'Liking' a Brand's Facebook Page Could Be Much More Dangerous Than You Thought


The news: By now, we've all learned to be a little more cautious when it comes to "liking" Facebook pages. But did you know with a simple Facebook "like," you could be signing away several of your legal rights as well?

That's the case with General Mills, anyways. The food giant — which owns numerous brands including Cheerios, Lucky Charms, Trix, Betty Crocker, Pillsbury and Häagen-Dazs — updated its legal terms on Tuesday. While that would normally be snooze-worthy news, the new conditions are enough to make your jaw drop: Now every time you download a coupon, enter a General Mills sweepstakes or even "like" one of its brands on Facebook, you waive your right to sue the company.

If you do any of the above, you would be considered to have received "a benefit" from General Mills. Any later dispute then would not be settled in court, but through informal negotiations or arbitrations.

And what's worse is that the ambiguous language could mean that anyone who even purchases a General Mills product gives up their right to sue. "Please note we also have new Legal Terms which require all disputes related to the purchase or use of any General Mills product or service to be resolved through binding arbitration," the company website reads.

Image Credit: General Mills

Lucky Charms — they're magically non-litigious! The announcement comes weeks after a California judge refused to dismiss three class action suits against General Mills. The company has been accused of misrepresenting its Nature Valley brand products as "100% natural," when in fact they contain genetically modified ingredients.

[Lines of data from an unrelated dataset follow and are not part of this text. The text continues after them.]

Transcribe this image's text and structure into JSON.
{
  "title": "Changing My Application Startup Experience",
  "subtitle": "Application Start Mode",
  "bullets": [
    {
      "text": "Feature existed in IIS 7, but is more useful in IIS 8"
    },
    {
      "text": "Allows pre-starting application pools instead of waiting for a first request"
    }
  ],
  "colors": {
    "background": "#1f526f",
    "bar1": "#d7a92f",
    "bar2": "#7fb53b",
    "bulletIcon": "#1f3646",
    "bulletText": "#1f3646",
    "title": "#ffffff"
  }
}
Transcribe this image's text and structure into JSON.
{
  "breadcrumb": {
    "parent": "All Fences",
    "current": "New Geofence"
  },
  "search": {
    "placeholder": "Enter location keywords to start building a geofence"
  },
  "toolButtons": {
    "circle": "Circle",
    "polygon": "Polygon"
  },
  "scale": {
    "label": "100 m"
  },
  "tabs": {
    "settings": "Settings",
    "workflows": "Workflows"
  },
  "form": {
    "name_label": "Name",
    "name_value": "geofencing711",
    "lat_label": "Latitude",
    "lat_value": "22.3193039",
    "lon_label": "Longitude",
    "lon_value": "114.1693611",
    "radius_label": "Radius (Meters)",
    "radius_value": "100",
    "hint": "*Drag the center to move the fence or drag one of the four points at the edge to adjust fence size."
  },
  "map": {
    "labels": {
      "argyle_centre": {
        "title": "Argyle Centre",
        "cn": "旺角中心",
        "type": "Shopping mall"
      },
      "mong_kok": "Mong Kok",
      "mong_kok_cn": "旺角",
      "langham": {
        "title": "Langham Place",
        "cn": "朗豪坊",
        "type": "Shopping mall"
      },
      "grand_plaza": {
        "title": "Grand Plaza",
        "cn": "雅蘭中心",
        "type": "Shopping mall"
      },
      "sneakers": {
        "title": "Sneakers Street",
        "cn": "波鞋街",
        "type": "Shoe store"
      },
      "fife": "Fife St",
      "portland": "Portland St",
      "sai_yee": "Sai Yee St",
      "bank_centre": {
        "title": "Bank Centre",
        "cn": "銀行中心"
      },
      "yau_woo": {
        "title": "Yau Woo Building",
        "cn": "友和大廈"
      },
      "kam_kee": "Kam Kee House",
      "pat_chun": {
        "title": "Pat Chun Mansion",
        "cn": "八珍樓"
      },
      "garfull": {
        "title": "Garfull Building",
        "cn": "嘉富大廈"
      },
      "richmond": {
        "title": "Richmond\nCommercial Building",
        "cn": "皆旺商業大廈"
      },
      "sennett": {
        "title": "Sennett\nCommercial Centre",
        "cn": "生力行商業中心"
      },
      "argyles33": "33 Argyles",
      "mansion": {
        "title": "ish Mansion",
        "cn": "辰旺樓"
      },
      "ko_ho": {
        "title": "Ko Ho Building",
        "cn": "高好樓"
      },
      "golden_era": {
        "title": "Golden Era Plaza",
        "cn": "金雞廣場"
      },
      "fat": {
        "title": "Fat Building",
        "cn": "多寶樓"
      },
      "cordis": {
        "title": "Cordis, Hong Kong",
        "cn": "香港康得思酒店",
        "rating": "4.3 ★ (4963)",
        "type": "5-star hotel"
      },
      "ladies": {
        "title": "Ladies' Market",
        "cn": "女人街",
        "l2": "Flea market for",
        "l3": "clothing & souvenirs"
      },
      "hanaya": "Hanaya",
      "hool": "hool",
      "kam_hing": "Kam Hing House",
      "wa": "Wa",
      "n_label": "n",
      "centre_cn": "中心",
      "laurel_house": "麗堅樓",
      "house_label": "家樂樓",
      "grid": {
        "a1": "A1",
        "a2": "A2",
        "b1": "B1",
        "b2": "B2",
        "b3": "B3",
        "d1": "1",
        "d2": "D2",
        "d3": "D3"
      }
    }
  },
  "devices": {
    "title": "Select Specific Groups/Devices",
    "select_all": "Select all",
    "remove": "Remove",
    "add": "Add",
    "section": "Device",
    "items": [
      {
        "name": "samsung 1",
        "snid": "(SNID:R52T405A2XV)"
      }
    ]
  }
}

It also paid $8.5 million last year in a class action suit against its Yoplait YoPlus probiotic yogurt for exaggerating its digestive benefits. In December 2012, General Mills settled another suit by agreeing to take the word "strawberry" out of Strawberry Fruit Roll-Ups — given how the treat doesn't actually contain any strawberries.

The timing is certainly suspect, though General Mills maintains it simply wants to avoid costly and time-consuming lawsuits in the future. "While it rarely happens, arbitration is an efficient way to resolve disputes — and many companies take a similar approach," the company said in a statement. "We even cover the cost of arbitration in most cases. So this is just a policy update, and we've tried to communicate it in a clear and visible way."

Nothing is a secret anymore. Although General Mills certainly doesn't look good in this story, Facebook doesn't come out smelling like roses either. The site has been criticized in the past for storing too much private information and selling it to advertisers, and it has deliberately made it difficult and time-consuming to delete this personal data.

Facebook has recently taken the right step by nixing "sponsored stories," which sent ads to your friends every time you "liked" a product. But it's still far from protective of its users' privacy. The fact is, anyone who uses the site's "like" function for General Mills now loses their right to sue — and that should make Facebook deeply worried.

But that doesn't let General Mills off the hook. It is true that the food conglomerate is far from the only company that forces its customers into arbitration; nearly 100 other countries do the same. But General Mills may be the only one that actually punishes its customers for "liking" its brands, and that's a strategy it really needs to rethink.